- _THE RECORDS_
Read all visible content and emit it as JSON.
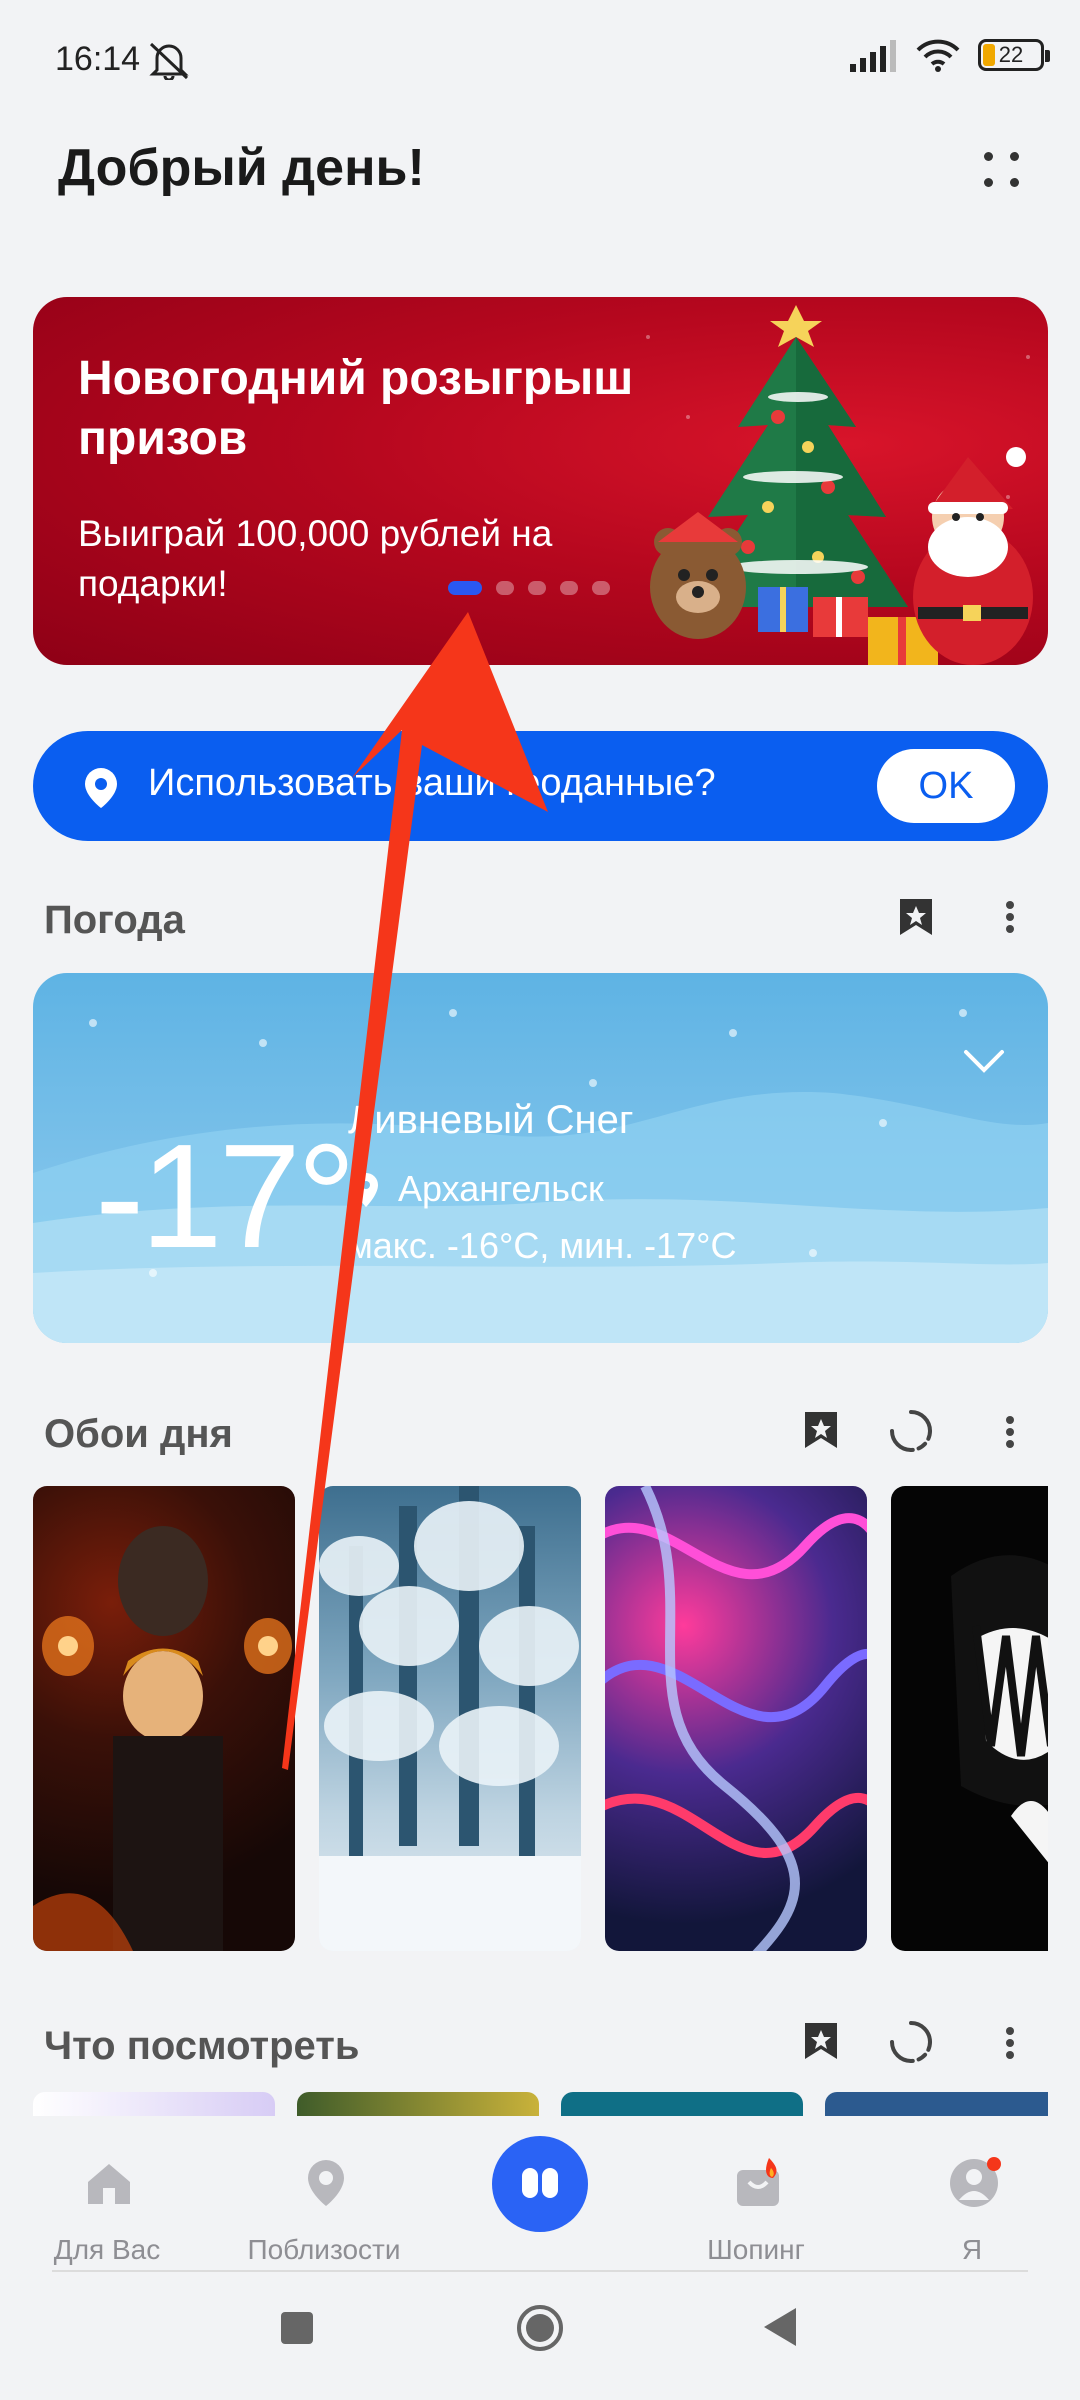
{
  "status_bar": {
    "time": "16:14",
    "battery_level": "22"
  },
  "header": {
    "greeting": "Добрый день!"
  },
  "promo": {
    "title": "Новогодний розыгрыш призов",
    "subtitle": "Выиграй 100,000 рублей на подарки!",
    "active_slide": 1,
    "slide_count": 5,
    "background_color": "#b5071e"
  },
  "location_prompt": {
    "text": "Использовать ваши геоданные?",
    "ok_label": "OK",
    "color": "#0a5ef0"
  },
  "weather": {
    "section_title": "Погода",
    "temperature": "-17°",
    "condition": "Ливневый Снег",
    "city": "Архангельск",
    "range": "макс. -16°C, мин. -17°C"
  },
  "wallpapers": {
    "section_title": "Обои дня",
    "items": [
      "wallpaper-dark-anime",
      "wallpaper-snowy-forest",
      "wallpaper-neon-waves",
      "wallpaper-monochrome-anime"
    ]
  },
  "watch": {
    "section_title": "Что посмотреть"
  },
  "bottom_nav": {
    "items": [
      {
        "label": "Для Вас",
        "icon": "home-icon"
      },
      {
        "label": "Поблизости",
        "icon": "location-icon"
      },
      {
        "label": "",
        "icon": "assistant-icon"
      },
      {
        "label": "Шопинг",
        "icon": "shopping-bag-icon"
      },
      {
        "label": "Я",
        "icon": "profile-icon"
      }
    ],
    "accent_color": "#2a63f5"
  },
  "overlay": {
    "annotation": "arrow-pointing-up",
    "color": "#f5361a"
  }
}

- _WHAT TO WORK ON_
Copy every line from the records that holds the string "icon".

- _ANSWER TO THE PROBLEM_
        "icon": "home-icon"
        "icon": "location-icon"
        "icon": "assistant-icon"
        "icon": "shopping-bag-icon"
        "icon": "profile-icon"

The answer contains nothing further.